(Website and app data records)
+--

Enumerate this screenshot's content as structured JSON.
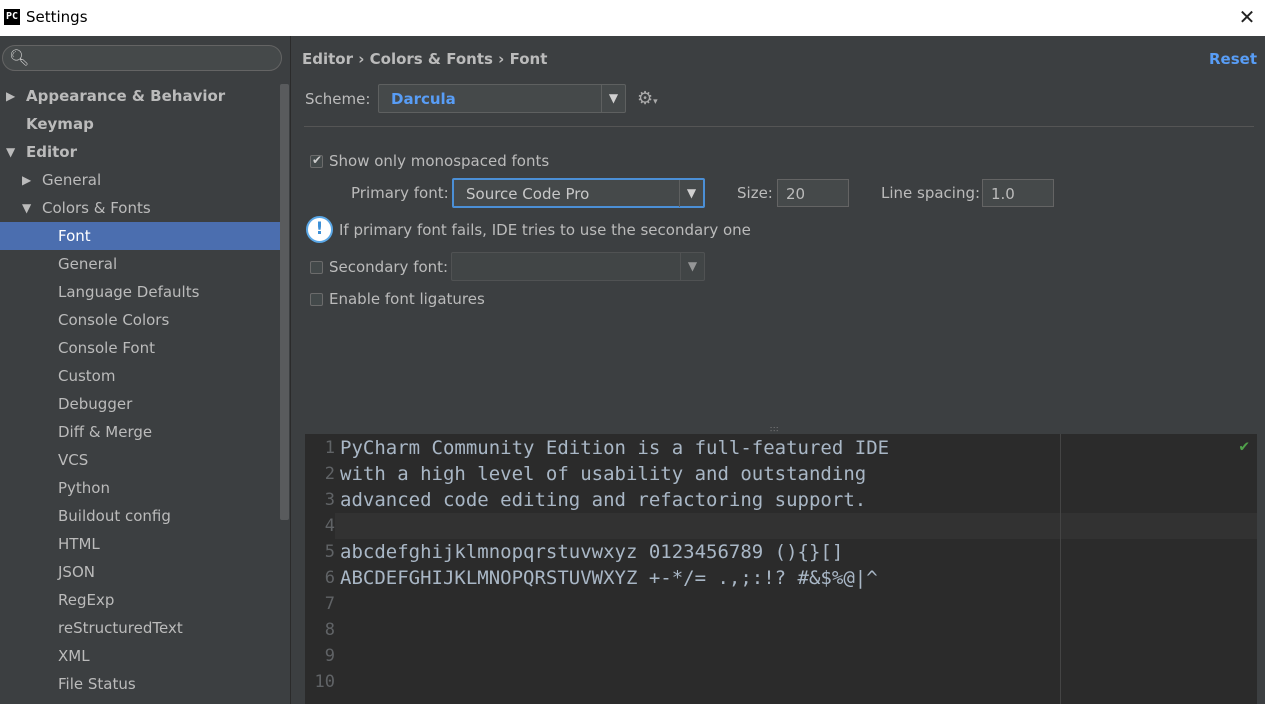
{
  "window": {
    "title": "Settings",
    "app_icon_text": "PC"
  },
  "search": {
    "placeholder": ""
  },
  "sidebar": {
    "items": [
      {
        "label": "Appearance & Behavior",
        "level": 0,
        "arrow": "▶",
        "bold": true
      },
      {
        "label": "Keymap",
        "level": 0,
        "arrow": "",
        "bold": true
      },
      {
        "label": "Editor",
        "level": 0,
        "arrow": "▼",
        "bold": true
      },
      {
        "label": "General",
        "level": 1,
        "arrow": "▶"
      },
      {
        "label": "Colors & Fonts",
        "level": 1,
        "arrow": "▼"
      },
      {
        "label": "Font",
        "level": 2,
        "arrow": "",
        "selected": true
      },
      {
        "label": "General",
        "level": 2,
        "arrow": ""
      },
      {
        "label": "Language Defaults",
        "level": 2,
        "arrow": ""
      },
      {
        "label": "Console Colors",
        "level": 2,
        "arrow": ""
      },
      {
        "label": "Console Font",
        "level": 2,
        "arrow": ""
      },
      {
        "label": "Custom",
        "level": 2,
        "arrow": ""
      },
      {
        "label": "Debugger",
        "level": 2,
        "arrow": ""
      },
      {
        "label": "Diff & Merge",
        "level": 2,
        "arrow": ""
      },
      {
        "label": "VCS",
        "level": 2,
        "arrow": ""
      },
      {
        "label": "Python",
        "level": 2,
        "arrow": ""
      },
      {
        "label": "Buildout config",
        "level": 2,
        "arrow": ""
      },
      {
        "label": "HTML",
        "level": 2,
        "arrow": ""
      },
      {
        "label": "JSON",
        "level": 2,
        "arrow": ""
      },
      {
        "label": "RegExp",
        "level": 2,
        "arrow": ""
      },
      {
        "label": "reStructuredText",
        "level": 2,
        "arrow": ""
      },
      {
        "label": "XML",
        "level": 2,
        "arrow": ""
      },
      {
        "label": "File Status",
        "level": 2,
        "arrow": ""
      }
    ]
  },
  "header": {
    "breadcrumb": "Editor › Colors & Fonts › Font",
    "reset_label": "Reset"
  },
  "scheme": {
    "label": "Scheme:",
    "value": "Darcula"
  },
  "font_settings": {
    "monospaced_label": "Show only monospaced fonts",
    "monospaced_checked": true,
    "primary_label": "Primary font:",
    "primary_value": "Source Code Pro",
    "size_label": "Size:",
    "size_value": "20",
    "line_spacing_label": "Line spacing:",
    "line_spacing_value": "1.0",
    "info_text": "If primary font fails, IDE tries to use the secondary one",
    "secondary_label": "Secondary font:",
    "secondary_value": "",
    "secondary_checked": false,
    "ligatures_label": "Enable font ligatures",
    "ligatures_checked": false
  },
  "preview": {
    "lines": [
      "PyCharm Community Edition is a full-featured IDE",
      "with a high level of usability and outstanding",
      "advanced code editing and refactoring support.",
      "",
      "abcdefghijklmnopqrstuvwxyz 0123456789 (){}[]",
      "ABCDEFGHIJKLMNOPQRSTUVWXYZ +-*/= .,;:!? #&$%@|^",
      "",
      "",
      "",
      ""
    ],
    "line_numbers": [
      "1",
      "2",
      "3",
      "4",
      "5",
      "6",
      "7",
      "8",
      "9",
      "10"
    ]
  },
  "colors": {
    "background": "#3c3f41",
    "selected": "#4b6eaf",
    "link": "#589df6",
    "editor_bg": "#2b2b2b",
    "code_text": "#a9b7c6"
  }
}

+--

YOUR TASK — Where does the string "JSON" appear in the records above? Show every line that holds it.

RESULT —
Enumerate this screenshot's content as structured JSON.
        "label": "JSON",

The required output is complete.